"I was called up early in the season, from San Diego in the Pacific Coast League, and made one appearance, in Cincinnati," says the 205s' current rightfielder. A few weeks later he was jumped by three drunks after a game in San Francisco. "They were just looking for a fight, and I got beaten up. It was the only fight I've ever been in. They separated my left shoulder and I spent the season on the disabled list. Then I got sent down and traded. The rest, as they say, is history."
Colton, whose account of his last professional game begins on page 120, grew up in Los Angeles and played basketball and baseball at Westchester High. Then, at Berkeley, he was a shortstop, rightfielder and pitcher on a team that included Mike Epstein, later a major league first baseman, Rich Nye, who would become a pitcher for the Cubs, and Craig Morton, who forsook hardball for football and took Denver to the 1978 Super Bowl.
"I graduated in 1965, just when Berkeley was starting to get hot, with the free speech movement and political activism," he said. Such stirrings may help to explain his hobby of collecting startling headlines and taping them on the bathroom walls in his house.
"My favorite is NIXON RESIGNS."

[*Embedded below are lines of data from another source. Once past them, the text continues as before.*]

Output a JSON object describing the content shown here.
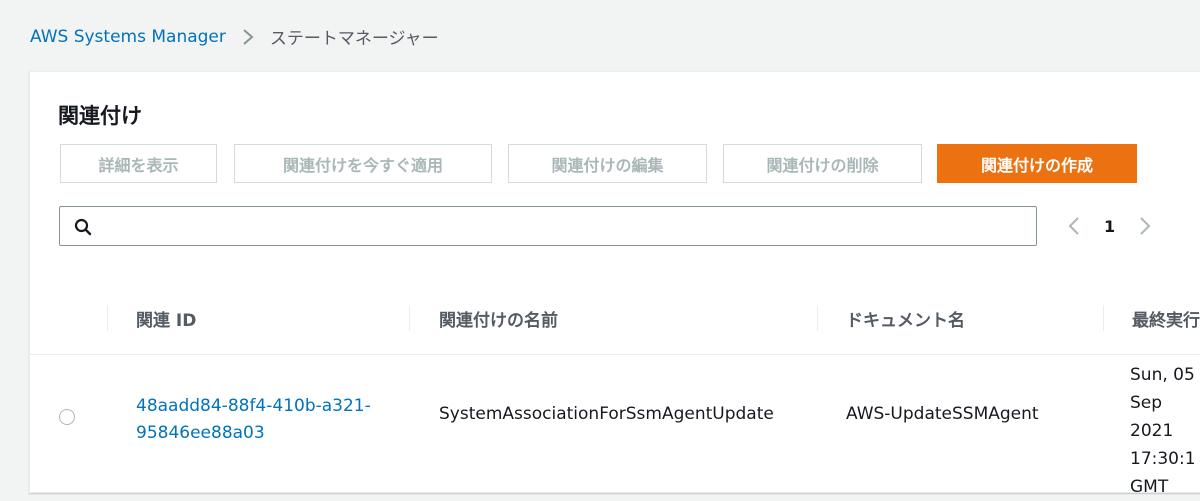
{
  "breadcrumb": {
    "service": "AWS Systems Manager",
    "current": "ステートマネージャー"
  },
  "panel": {
    "title": "関連付け"
  },
  "actions": {
    "view_details": "詳細を表示",
    "apply_now": "関連付けを今すぐ適用",
    "edit": "関連付けの編集",
    "delete": "関連付けの削除",
    "create": "関連付けの作成"
  },
  "search": {
    "value": "",
    "placeholder": ""
  },
  "pagination": {
    "current_page": "1"
  },
  "table": {
    "columns": [
      "関連 ID",
      "関連付けの名前",
      "ドキュメント名",
      "最終実行"
    ],
    "rows": [
      {
        "selected": false,
        "association_id": "48aadd84-88f4-410b-a321-95846ee88a03",
        "association_name": "SystemAssociationForSsmAgentUpdate",
        "document_name": "AWS-UpdateSSMAgent",
        "last_execution": "Sun, 05\nSep 2021\n17:30:1\nGMT"
      }
    ]
  },
  "colors": {
    "primary": "#ec7211",
    "link": "#0073bb",
    "disabled_text": "#aab7b8"
  }
}
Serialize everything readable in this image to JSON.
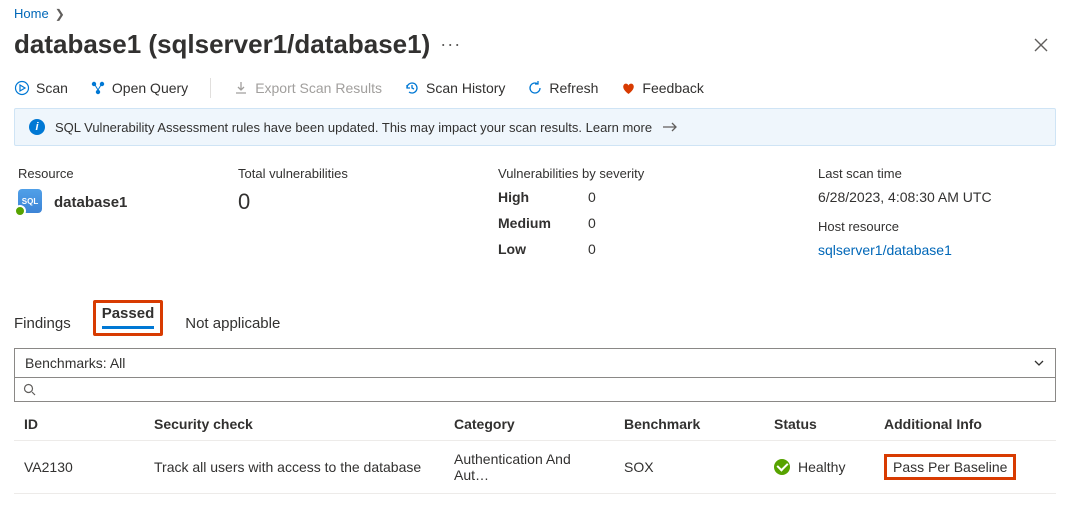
{
  "breadcrumb": {
    "home": "Home"
  },
  "page": {
    "title": "database1 (sqlserver1/database1)"
  },
  "toolbar": {
    "scan": "Scan",
    "open_query": "Open Query",
    "export": "Export Scan Results",
    "history": "Scan History",
    "refresh": "Refresh",
    "feedback": "Feedback"
  },
  "info_bar": {
    "text": "SQL Vulnerability Assessment rules have been updated. This may impact your scan results. Learn more"
  },
  "stats": {
    "resource_label": "Resource",
    "resource_name": "database1",
    "total_label": "Total vulnerabilities",
    "total_value": "0",
    "severity_label": "Vulnerabilities by severity",
    "high_label": "High",
    "high_value": "0",
    "medium_label": "Medium",
    "medium_value": "0",
    "low_label": "Low",
    "low_value": "0",
    "last_scan_label": "Last scan time",
    "last_scan_value": "6/28/2023, 4:08:30 AM UTC",
    "host_label": "Host resource",
    "host_value": "sqlserver1/database1"
  },
  "tabs": {
    "findings": "Findings",
    "passed": "Passed",
    "not_applicable": "Not applicable"
  },
  "filters": {
    "benchmarks": "Benchmarks: All"
  },
  "table": {
    "h_id": "ID",
    "h_check": "Security check",
    "h_category": "Category",
    "h_benchmark": "Benchmark",
    "h_status": "Status",
    "h_info": "Additional Info",
    "rows": [
      {
        "id": "VA2130",
        "check": "Track all users with access to the database",
        "category": "Authentication And Aut…",
        "benchmark": "SOX",
        "status": "Healthy",
        "info": "Pass Per Baseline"
      }
    ]
  }
}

For the last 10 years Colton has divided his time between teaching high school English in Portland and writing, mostly for local newspapers and magazines. Regular readers of Willamette Week have enjoyed his satirical features for the past five years and he does occasional columns on a wide variety of topics for The Oregonian. In 1976 and 1977 he stopped teaching to write Idol Time, a book about the championship season of the Portland Trail Blazers. "About seven books came out at once," he recalled. "Talk about Blazermania!" At the moment he is at work on a second book, a novel.
And playing softball in Overlook Park. Though the 205s were defeated by Magoo's last week, Colton had three singles and a walk in four times at bat. In the season opener a week earlier he had a home run, a triple and a double in three at bats.
"We have signals, but I don't know them," he says somewhat apologetically. "I'm not in the league to bunt, and after four broken ankles, I'm sure as heck not going to steal. Anyway, who needs signals? I'm batting 1.000."
LARRY COLTON—HE'S OUT IN WRITE FIELD